- Exports in January were 6,723 tons compared to 8,977 tons last year.
- Year to date exports are 50,035 tons compared to 58,780 tons last year, a decrease of 15 %
Exports were in line with expectations, and need to continue to shrink to balance the 30% reduction in supply this year.
Prices in Lira for size 4 and smaller continue to edge higher as supply is tightening particularly for small and medium sized fruit. The differential between sized has shrunk to around $50 per ton per size.
The Lira continues to strengthen. It has gained 16% since the hike in interest rates at the beginning of November resulting in a $500 per ton price increase in currency alone. The price of size 4 is approaching $4,000 per ton which may prove to be a ceiling, depending on the blossom set in March and April, though we believe some packers to be short and if they fail to deliver cheaper contracts this could push prices higher.
January temperatures were normal with plenty of cold nights. Current weather and medium term forecasts are for temperatures 3 to 5 degrees above historic norms, similar to what we have seen for the past few years in late winter, and which may result in a early bloom and frost damage. Most in the industry now believe that this is the new normal (global warming) and that the Malatya varieties of apricot trees are no longer suited to the climate. Frost has damage the crop 7 out of the past 10 years and increasingly serious fungal diseased is destroying whole orchards.

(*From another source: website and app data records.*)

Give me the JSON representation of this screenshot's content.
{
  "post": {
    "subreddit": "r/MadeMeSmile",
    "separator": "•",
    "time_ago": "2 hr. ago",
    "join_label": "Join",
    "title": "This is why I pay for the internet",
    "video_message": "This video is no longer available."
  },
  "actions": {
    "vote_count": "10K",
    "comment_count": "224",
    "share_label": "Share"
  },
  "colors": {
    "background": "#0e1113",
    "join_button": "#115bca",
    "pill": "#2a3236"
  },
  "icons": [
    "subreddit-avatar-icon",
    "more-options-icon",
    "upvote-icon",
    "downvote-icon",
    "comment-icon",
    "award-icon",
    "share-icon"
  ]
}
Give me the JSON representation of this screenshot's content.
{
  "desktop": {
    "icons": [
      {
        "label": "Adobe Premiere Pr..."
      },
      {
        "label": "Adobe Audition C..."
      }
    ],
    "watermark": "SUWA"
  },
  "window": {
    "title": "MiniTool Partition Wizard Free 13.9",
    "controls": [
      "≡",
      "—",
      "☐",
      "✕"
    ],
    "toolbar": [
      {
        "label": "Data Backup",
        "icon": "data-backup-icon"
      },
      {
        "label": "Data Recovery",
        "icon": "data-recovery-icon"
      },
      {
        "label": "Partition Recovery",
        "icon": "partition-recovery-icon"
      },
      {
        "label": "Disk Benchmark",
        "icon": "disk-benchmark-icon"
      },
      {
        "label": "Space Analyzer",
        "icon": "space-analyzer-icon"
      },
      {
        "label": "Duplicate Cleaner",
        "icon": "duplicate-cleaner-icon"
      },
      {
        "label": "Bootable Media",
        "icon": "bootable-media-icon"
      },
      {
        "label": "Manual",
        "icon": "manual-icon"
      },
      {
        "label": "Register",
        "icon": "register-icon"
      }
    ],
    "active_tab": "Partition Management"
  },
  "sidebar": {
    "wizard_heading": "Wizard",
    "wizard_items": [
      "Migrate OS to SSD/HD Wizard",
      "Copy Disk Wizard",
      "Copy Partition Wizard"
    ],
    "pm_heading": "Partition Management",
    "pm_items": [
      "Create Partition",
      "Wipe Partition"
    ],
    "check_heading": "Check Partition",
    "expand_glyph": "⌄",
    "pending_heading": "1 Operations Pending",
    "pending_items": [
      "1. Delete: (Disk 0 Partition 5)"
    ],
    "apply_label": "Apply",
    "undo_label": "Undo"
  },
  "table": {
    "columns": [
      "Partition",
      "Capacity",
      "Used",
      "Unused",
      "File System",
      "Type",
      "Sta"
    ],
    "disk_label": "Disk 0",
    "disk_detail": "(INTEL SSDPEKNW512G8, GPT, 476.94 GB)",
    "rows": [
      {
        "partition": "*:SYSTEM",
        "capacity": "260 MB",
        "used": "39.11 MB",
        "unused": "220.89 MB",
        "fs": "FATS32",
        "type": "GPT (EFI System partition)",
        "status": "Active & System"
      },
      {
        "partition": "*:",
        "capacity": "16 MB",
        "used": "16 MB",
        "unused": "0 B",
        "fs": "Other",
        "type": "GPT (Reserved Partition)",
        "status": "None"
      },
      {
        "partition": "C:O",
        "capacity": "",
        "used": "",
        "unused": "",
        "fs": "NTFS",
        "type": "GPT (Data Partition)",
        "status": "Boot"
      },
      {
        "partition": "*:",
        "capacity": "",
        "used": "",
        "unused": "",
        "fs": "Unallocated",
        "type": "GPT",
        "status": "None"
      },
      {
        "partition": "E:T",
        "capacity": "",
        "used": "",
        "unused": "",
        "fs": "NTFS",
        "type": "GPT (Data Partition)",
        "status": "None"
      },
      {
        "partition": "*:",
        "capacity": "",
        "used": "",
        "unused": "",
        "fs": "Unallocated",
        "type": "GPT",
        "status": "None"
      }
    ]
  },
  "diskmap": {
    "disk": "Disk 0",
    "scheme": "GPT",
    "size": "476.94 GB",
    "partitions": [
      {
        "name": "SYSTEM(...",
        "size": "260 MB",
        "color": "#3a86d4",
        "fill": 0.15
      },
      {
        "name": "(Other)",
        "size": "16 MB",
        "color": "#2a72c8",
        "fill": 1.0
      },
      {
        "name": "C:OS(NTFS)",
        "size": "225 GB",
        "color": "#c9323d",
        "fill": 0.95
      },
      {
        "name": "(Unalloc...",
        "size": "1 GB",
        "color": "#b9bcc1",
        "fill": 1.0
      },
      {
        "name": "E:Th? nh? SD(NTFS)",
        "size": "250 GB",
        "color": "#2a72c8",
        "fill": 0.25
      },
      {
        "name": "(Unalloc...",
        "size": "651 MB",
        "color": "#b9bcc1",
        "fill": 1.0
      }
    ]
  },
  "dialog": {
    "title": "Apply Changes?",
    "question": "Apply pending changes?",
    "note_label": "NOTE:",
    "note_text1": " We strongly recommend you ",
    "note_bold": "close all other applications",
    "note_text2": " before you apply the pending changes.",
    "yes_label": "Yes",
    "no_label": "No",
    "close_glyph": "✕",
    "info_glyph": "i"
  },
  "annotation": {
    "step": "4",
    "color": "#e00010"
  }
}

Small farm sizes and a lack of mechanisation does also not fit well with an increasingly developed nation. The youth no longer want to take over farms whith hard manual work for uncertain returns, they prefer to move to the cities in search of an easier life.
TMO and Price Trends
It is expected that the recent start of government intervention via the TMO to support prices will make apricot farming more attractive in the long term. The TMO were unable to make significant purchases this year due to the short supply, however they were completely successful in resetting the price simply by announcing a support level without actually having to buy much. The expansion of their still mostly empty warehouses for next season shows that the government is committed to their stated goals, and in our opinion they are likely to succeed to keep prices around current levels, it would take a truly gigantic crop to challenge their capacity to support the farmers.
Our apricot plant in Malatya is now fully converted to big bins for storage of all raw material, no more reused sacks or floor storage of fruit